I have this picture in my head that describes–though a tad exaggerated–how I feel about having a car: it’s the scene from Network where Peter Finch stands up and says, “I’m mad as hell,” etc., and gets entire neighborhoods and populations so worked up about the crap on their TVs that they throw the damn things out the windows.

Well, I won’t be throwing my car anywhere any time soon but still the scene runs through my mind.

Today is the beginning of a long term project to extricate myself from my car.

This is big. I actually like my car, and growing up in SoCal really can’t imagine life without a car and yet….more and more I view my car as a real drag.

traffic jam

Some of this is environmental–just what the world needs: another cement byway full of cars. Some of the reason is financial–cars are dumb and expensive. Some of it is the sub-conscious recognition that I’m part of the stupid reason we’re in Iraq. A good part of it is simply the question: can’t we come up with something better than millions of cars flying down the road for one reason or another–most of those reasons having more to do with convenience than need.

Yesterday, I signed up for Flexcar and assuming they don’t find something untoward in my driving record, I’ll begin using the system next week.

My short term goal is to find out how it works, up close and personal, and see if I can reduce my car usage to one or two times a week.
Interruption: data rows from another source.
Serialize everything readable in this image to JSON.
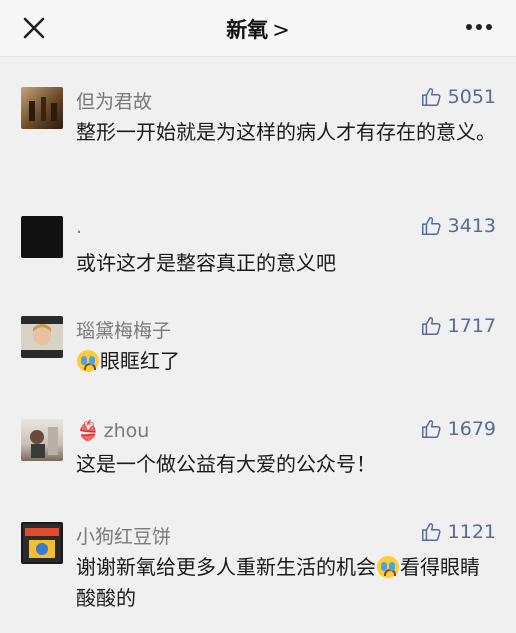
{
  "header": {
    "title": "新氧",
    "chevron": ">",
    "close_icon": "close-icon",
    "more_icon": "more-icon"
  },
  "comments": [
    {
      "name": "但为君故",
      "likes": "5051",
      "text": "整形一开始就是为这样的病人才有存在的意义。",
      "emoji": ""
    },
    {
      "name": ".",
      "likes": "3413",
      "text": "或许这才是整容真正的意义吧",
      "emoji": ""
    },
    {
      "name": "瑙黛梅梅子",
      "likes": "1717",
      "text": "眼眶红了",
      "emoji": "crying-face-icon"
    },
    {
      "name": "zhou",
      "name_prefix": "👙",
      "likes": "1679",
      "text": "这是一个做公益有大爱的公众号！",
      "emoji": ""
    },
    {
      "name": "小狗红豆饼",
      "likes": "1121",
      "text_before": "谢谢新氧给更多人重新生活的机会",
      "text_after": "看得眼睛酸酸的",
      "emoji": "crying-face-icon"
    }
  ],
  "colors": {
    "like_blue": "#576b95",
    "name_gray": "#7a7a7a",
    "background": "#f0f0f0"
  }
}
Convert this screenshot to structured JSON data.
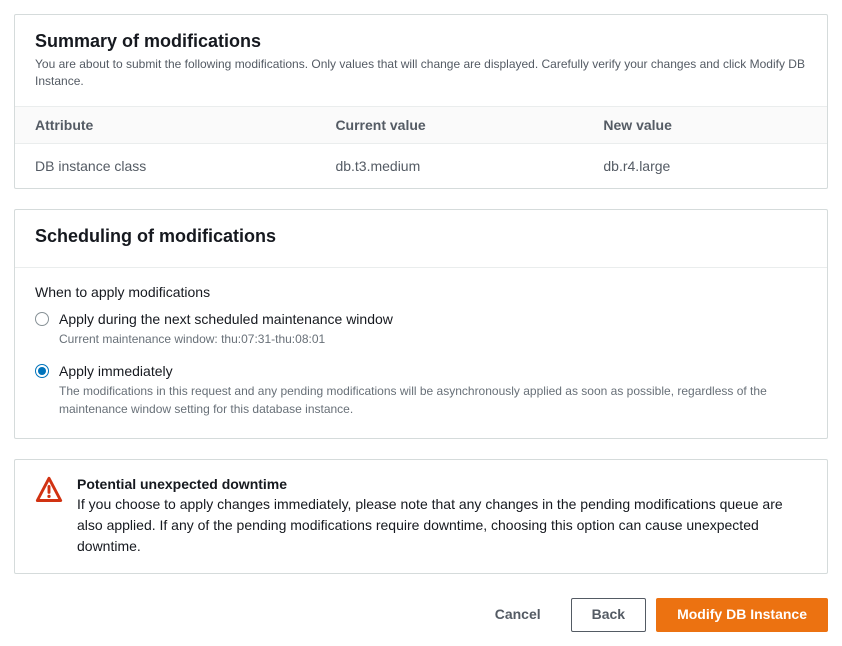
{
  "summary": {
    "title": "Summary of modifications",
    "description": "You are about to submit the following modifications. Only values that will change are displayed. Carefully verify your changes and click Modify DB Instance."
  },
  "table": {
    "headers": {
      "attribute": "Attribute",
      "current": "Current value",
      "new": "New value"
    },
    "rows": [
      {
        "attribute": "DB instance class",
        "current": "db.t3.medium",
        "new": "db.r4.large"
      }
    ]
  },
  "scheduling": {
    "title": "Scheduling of modifications",
    "field_label": "When to apply modifications",
    "options": [
      {
        "title": "Apply during the next scheduled maintenance window",
        "desc": "Current maintenance window: thu:07:31-thu:08:01",
        "selected": false
      },
      {
        "title": "Apply immediately",
        "desc": "The modifications in this request and any pending modifications will be asynchronously applied as soon as possible, regardless of the maintenance window setting for this database instance.",
        "selected": true
      }
    ]
  },
  "alert": {
    "title": "Potential unexpected downtime",
    "text": "If you choose to apply changes immediately, please note that any changes in the pending modifications queue are also applied. If any of the pending modifications require downtime, choosing this option can cause unexpected downtime."
  },
  "buttons": {
    "cancel": "Cancel",
    "back": "Back",
    "modify": "Modify DB Instance"
  }
}
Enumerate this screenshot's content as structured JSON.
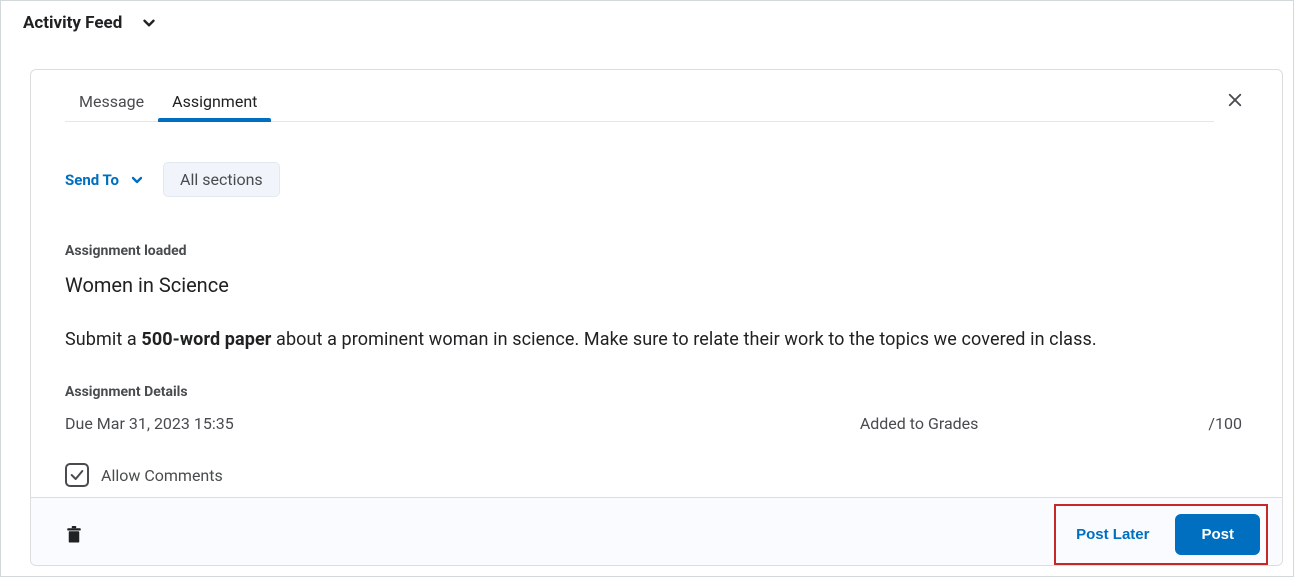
{
  "header": {
    "title": "Activity Feed"
  },
  "tabs": {
    "message": "Message",
    "assignment": "Assignment"
  },
  "sendto": {
    "label": "Send To",
    "chip": "All sections"
  },
  "assignment": {
    "loaded_label": "Assignment loaded",
    "title": "Women in Science",
    "desc_prefix": "Submit a ",
    "desc_bold": "500-word paper",
    "desc_suffix": " about a prominent woman in science. Make sure to relate their work to the topics we covered in class.",
    "details_label": "Assignment Details",
    "due": "Due Mar 31, 2023 15:35",
    "grades": "Added to Grades",
    "score": "/100"
  },
  "allow": {
    "label": "Allow Comments",
    "checked": true
  },
  "footer": {
    "post_later": "Post Later",
    "post": "Post"
  }
}
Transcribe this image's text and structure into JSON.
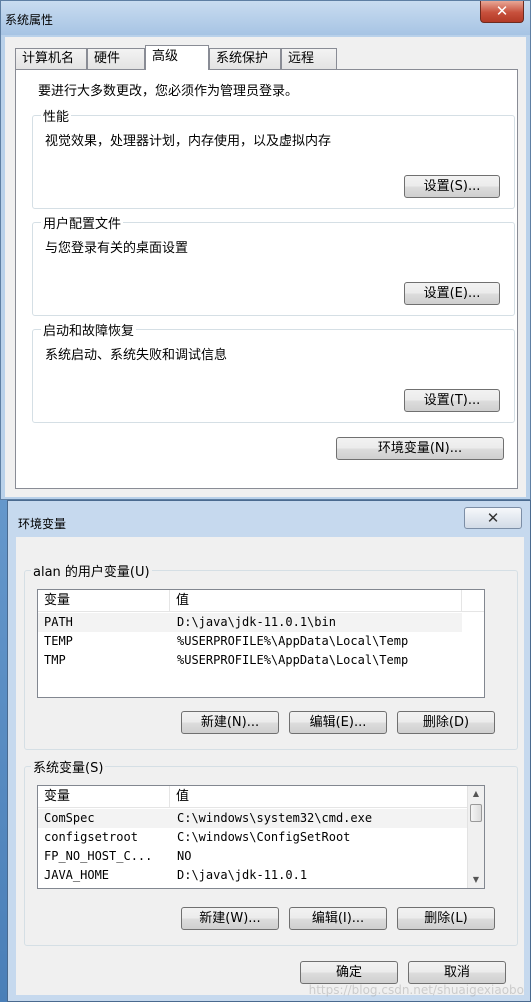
{
  "system_properties": {
    "title": "系统属性",
    "close_glyph": "✕",
    "tabs": [
      "计算机名",
      "硬件",
      "高级",
      "系统保护",
      "远程"
    ],
    "active_tab": "高级",
    "intro": "要进行大多数更改，您必须作为管理员登录。",
    "groups": [
      {
        "legend": "性能",
        "desc": "视觉效果，处理器计划，内存使用，以及虚拟内存",
        "button": "设置(S)..."
      },
      {
        "legend": "用户配置文件",
        "desc": "与您登录有关的桌面设置",
        "button": "设置(E)..."
      },
      {
        "legend": "启动和故障恢复",
        "desc": "系统启动、系统失败和调试信息",
        "button": "设置(T)..."
      }
    ],
    "env_button": "环境变量(N)..."
  },
  "env_dialog": {
    "title": "环境变量",
    "close_glyph": "✕",
    "user_section": {
      "legend": "alan 的用户变量(U)",
      "headers": [
        "变量",
        "值"
      ],
      "rows": [
        {
          "name": "PATH",
          "value": "D:\\java\\jdk-11.0.1\\bin"
        },
        {
          "name": "TEMP",
          "value": "%USERPROFILE%\\AppData\\Local\\Temp"
        },
        {
          "name": "TMP",
          "value": "%USERPROFILE%\\AppData\\Local\\Temp"
        }
      ],
      "buttons": [
        "新建(N)...",
        "编辑(E)...",
        "删除(D)"
      ]
    },
    "system_section": {
      "legend": "系统变量(S)",
      "headers": [
        "变量",
        "值"
      ],
      "rows": [
        {
          "name": "ComSpec",
          "value": "C:\\windows\\system32\\cmd.exe"
        },
        {
          "name": "configsetroot",
          "value": "C:\\windows\\ConfigSetRoot"
        },
        {
          "name": "FP_NO_HOST_C...",
          "value": "NO"
        },
        {
          "name": "JAVA_HOME",
          "value": "D:\\java\\jdk-11.0.1"
        }
      ],
      "buttons": [
        "新建(W)...",
        "编辑(I)...",
        "删除(L)"
      ]
    },
    "ok_button": "确定",
    "cancel_button": "取消",
    "watermark": "https://blog.csdn.net/shuaigexiaobo"
  }
}
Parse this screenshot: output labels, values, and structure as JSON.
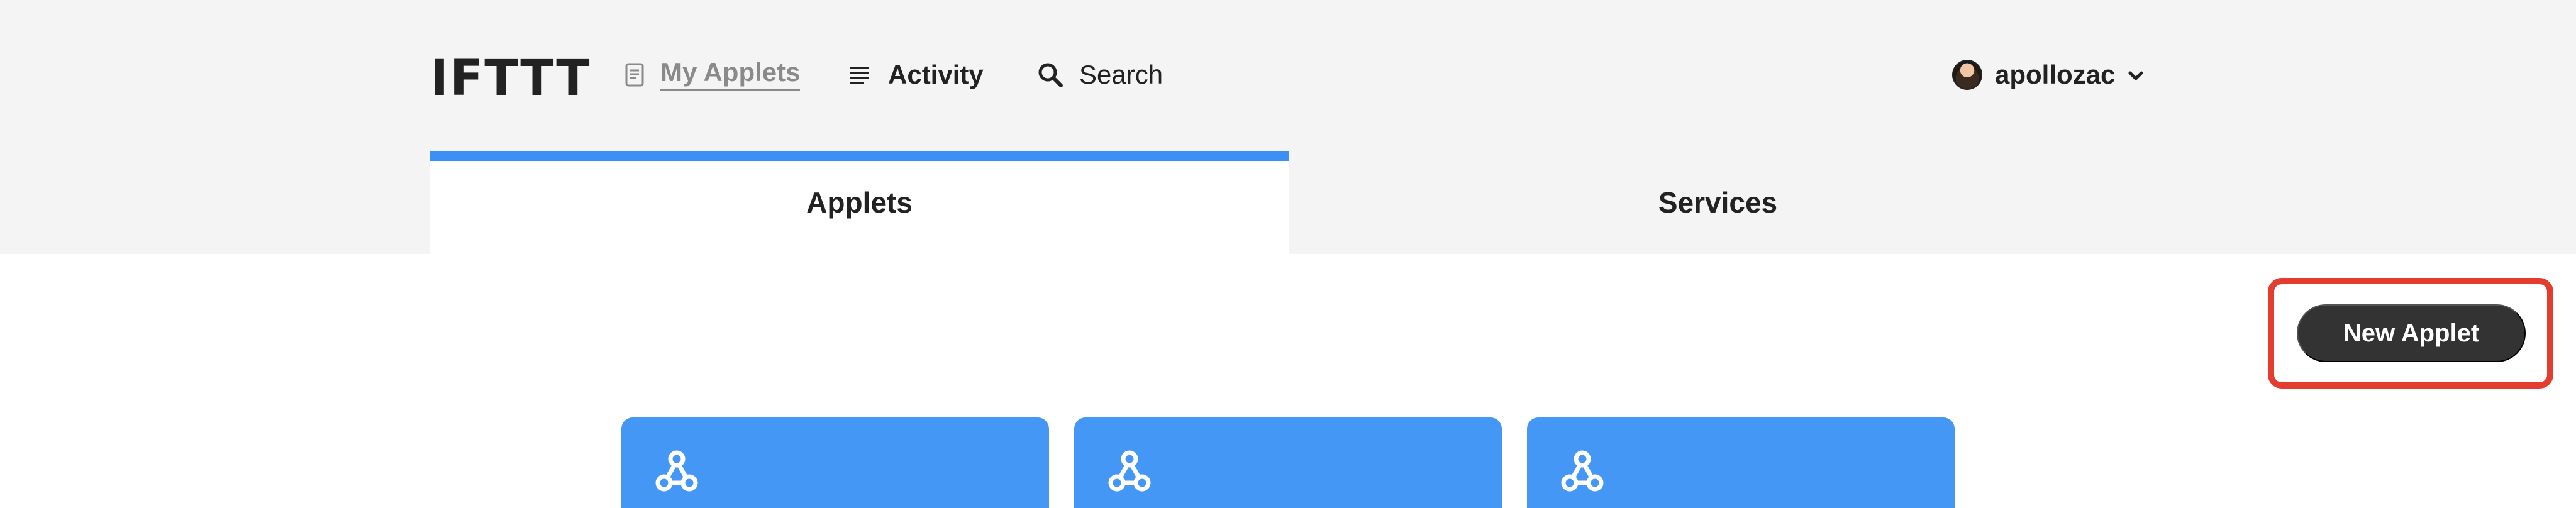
{
  "brand": {
    "logo_text": "IFTTT"
  },
  "nav": {
    "my_applets": {
      "label": "My Applets",
      "icon": "document-icon"
    },
    "activity": {
      "label": "Activity",
      "icon": "list-icon"
    },
    "search": {
      "label": "Search",
      "icon": "search-icon"
    }
  },
  "user": {
    "username": "apollozac",
    "avatar": "avatar",
    "dropdown_icon": "chevron-down-icon"
  },
  "tabs": [
    {
      "label": "Applets",
      "active": true
    },
    {
      "label": "Services",
      "active": false
    }
  ],
  "actions": {
    "new_applet_label": "New Applet"
  },
  "cards": [
    {
      "icon": "webhooks-icon"
    },
    {
      "icon": "webhooks-icon"
    },
    {
      "icon": "webhooks-icon"
    }
  ],
  "colors": {
    "active_tab_accent": "#3b8ff5",
    "card_blue": "#4597f6",
    "button_dark": "#333333",
    "annotation_red": "#e43d2f"
  }
}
I’m an ideal target since I don’t really, really need my car, but I use it because it’s easy and allows me to live my life without planning in advance–it’s as simple as that.
bianchi bike

The long term goal is to eliminate my car all together and replace it with a combo of bike, bus and Flexcar. I have no idea at this point how much I’ll have to retool my life to make this happen or even if I can do it. I’ll chronicle the progress here.

Today I have to drive to Bellevue for a business meeting. This is a standing meeting, I could plan for it and use Flexcar but I’m not approved yet. Can’t bike it because I can’t show up sweaty and dirty. Can’t bus it cuz the bus service between West Seattle and Bellevue is insufficient. So I’ll drive it today with a mind towards a future plan.

The trip including meeting is about 1 hr long. The drive over is 20-30 minutes x 2 = another hour. If I stop at the gym, that’s another hour, so basically I’m at about 3 hours where I need a car. With Flexcar in Seattle, that would come to $27 or $36 if I hang around.

That’s gas, insurance, everything.

Now, it’s estimated that owning a car runs the average user around $7 to $8K a year. If I drove my car every day (which I don’t, and I certainly don’t have to) then it would cost about $20 a day. In fact, it costs about $20 a day whether I drive or not, right?

If I drive the flexcar 2x a week, bike the other days, bus it when possible then I’m saving about 40 or 50 bucks a week. Not to helping to work towards a “one less car” future for Seattle.

But I did wonder as I was driving along: would I feel pressured to get back? Would I go to the gym? How would I get to the gym if I didn’t drop by on the way home and if I did, then the cost of the Flexcar actually adds to my gym costs.

Also, there’s the issue of the mileage–the whole trip was 30 miles. At approx. .45 cents a mile, that’s $13.50.

More to be revealed.